Trust in God
The plants and trees in the outer gardens of the world cannot move or act on their own. They cannot talk, so they cannot ask for what they want. They cannot walk, so they cannot go out on their own to get what they need. They are planted in one place with no ability to communicate, move, or take action. They are at the mercy of Nature and God. Yet, everything is provided for them. God provides them with soil, sunlight, air, and water. Whether they are in a tended garden or out in the wild, God has provided for them for ages. If God can provide for every blade of grass on this planet, can’t we trust that God is going to provide for us also?
From the garden we learn the lesson of trust in God. There is a plan for each of us. When we do not realize how much of our life is provided by God’s plan for us, we spend a tremendous amount of time worrying over things that are bound to happen anyway. If we could learn the lesson of trust in God, much energy that we waste in worrying could be used for more productive endeavors.

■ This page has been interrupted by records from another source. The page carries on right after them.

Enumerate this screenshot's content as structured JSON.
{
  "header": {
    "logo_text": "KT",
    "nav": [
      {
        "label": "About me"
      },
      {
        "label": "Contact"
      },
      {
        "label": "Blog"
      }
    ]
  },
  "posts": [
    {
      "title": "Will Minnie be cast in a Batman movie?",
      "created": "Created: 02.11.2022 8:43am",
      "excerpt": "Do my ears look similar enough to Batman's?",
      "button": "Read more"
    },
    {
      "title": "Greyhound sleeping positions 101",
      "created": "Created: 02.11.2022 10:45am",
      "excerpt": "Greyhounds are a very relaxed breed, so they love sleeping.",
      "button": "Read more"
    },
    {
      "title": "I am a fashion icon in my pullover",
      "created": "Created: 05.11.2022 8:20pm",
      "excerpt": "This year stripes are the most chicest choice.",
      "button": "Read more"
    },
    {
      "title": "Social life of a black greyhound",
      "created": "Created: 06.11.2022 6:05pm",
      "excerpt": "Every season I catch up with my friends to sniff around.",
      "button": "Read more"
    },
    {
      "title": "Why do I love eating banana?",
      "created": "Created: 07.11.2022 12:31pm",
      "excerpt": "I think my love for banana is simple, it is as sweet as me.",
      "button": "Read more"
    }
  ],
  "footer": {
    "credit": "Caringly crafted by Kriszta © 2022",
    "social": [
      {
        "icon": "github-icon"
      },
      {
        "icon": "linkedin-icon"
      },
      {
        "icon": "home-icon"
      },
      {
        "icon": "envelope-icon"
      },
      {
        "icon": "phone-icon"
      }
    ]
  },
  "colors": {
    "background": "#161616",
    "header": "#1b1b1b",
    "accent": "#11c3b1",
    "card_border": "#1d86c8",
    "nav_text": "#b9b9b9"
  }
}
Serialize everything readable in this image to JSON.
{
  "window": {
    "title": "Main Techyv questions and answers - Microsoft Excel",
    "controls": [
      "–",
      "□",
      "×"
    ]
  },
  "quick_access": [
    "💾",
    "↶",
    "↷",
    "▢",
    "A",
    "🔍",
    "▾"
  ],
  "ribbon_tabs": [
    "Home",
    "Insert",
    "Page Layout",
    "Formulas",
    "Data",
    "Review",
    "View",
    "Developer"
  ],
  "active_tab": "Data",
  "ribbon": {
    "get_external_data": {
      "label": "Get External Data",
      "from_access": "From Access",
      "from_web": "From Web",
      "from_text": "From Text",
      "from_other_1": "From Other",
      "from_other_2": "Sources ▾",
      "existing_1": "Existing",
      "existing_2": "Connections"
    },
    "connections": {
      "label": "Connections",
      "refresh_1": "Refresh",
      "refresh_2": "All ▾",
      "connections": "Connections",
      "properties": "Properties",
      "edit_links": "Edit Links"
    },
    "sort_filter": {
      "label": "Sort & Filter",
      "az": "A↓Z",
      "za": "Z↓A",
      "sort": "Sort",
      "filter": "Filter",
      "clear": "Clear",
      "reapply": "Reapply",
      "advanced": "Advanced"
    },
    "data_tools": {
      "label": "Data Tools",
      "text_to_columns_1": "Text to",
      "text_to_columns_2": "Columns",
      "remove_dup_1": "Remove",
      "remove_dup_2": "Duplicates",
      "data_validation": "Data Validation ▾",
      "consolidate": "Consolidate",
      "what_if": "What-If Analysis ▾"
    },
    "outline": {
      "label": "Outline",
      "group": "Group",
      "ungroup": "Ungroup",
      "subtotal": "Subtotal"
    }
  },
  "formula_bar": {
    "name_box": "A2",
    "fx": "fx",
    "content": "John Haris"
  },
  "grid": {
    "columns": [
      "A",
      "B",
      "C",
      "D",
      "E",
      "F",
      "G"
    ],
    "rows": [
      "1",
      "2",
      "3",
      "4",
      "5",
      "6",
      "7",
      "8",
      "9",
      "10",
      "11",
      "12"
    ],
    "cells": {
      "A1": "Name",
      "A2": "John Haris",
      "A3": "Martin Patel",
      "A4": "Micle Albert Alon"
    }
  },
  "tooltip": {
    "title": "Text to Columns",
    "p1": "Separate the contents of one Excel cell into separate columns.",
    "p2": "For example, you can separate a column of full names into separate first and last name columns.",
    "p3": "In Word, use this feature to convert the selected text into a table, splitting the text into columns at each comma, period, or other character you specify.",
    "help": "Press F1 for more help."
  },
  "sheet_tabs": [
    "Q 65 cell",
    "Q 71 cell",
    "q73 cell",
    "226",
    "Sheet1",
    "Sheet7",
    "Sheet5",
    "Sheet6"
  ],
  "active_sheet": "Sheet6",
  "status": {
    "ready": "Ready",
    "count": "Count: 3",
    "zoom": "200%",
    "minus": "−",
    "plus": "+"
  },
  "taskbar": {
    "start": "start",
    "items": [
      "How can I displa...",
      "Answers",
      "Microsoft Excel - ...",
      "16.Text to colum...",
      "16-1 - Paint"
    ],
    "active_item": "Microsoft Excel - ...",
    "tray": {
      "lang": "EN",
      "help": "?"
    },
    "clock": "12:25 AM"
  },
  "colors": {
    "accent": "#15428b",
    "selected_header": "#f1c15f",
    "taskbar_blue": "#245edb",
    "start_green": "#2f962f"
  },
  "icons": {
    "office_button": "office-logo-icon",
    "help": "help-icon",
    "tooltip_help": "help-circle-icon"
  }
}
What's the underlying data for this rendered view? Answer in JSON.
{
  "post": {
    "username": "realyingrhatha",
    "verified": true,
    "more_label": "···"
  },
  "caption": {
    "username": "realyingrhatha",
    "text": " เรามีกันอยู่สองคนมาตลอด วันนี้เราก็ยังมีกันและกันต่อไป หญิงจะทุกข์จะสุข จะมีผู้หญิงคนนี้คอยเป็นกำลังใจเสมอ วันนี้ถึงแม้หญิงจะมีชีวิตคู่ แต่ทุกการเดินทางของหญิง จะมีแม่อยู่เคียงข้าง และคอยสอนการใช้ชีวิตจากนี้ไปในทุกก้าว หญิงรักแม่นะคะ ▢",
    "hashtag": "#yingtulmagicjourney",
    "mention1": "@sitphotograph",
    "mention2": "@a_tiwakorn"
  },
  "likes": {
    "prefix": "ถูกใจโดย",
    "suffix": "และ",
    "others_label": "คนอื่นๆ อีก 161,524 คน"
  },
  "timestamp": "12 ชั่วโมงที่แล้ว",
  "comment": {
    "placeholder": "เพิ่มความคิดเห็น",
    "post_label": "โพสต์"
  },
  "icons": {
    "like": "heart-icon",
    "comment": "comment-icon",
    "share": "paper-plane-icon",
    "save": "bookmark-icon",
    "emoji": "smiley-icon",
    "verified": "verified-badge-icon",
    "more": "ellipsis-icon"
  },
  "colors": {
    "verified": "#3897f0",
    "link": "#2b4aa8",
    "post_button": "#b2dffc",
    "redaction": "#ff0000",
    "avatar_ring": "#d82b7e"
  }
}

Do Your Best and Leave the Rest
Since we do not know what is planned and what is not planned at our physical level, we need to do our best in all circumstances. We need to take the best possible action, but then leave the results to God. Even if we do our best, but another result was destined, then we need to let go. We can be confident we did our best, but God may have another plan for us. When something is not going our way, we need to accept that there is another plan for us and let go. We did what we could, but we should leave the rest in God’s hands.
In a garden, when we have given our seed fertile soil, water, sunlight, and air, we know we have done our best. How the plant grows then is not in our hands. It is in the hands of God. If the plant does not turn out the color we wanted, the size we wanted, or the shape we wanted, we know there was something beyond our control. We do not blame ourselves for we know we did our part. Then, we know that God had a different plan for that plant. Similarly, we do our best in all circumstances, and then leave the results to God. In this way, we free ourselves from blame, guilt, or regret. We need to do our best and trust in God to take care of us.
Lesson of Humility
From the plants we learn the lesson of humility. If we watch the trees and bushes on a windy day, what do we see? We find that trees that resist the wind, crack and split. Trees that bend low to the ground with the wind do not break. When the wind passes, the trees spring back up to their upright positions. Often when challenged by the winds of other people or winds of change, we push back. We resist or fight back. We get into arguments. We may even push back physically and get into a physical fight. We may push back verbally and say things that cause altercations or a vicious exchange of words. We may even keep quiet, but mentally go into an outburst of negative thoughts towards the person, which the person may not directly hear but can feel through the strong vibrations of anger we spew out. Thus, we intensify their initial attack with our own response, and the cycle of violence continues. We should learn to observe how those trees, bushes, and flowers that go with the flow of the wind are able to prevent themselves from breaking and cracking. This is the secret of humility.
Let us learn from the garden the secret of nurturing the seed of our soul with meditation on the Light and Sound of God. Let us learn from the garden the value of patience, trust, and humility. We will then experience the eternal springtime as we bask in God’s blissful garden.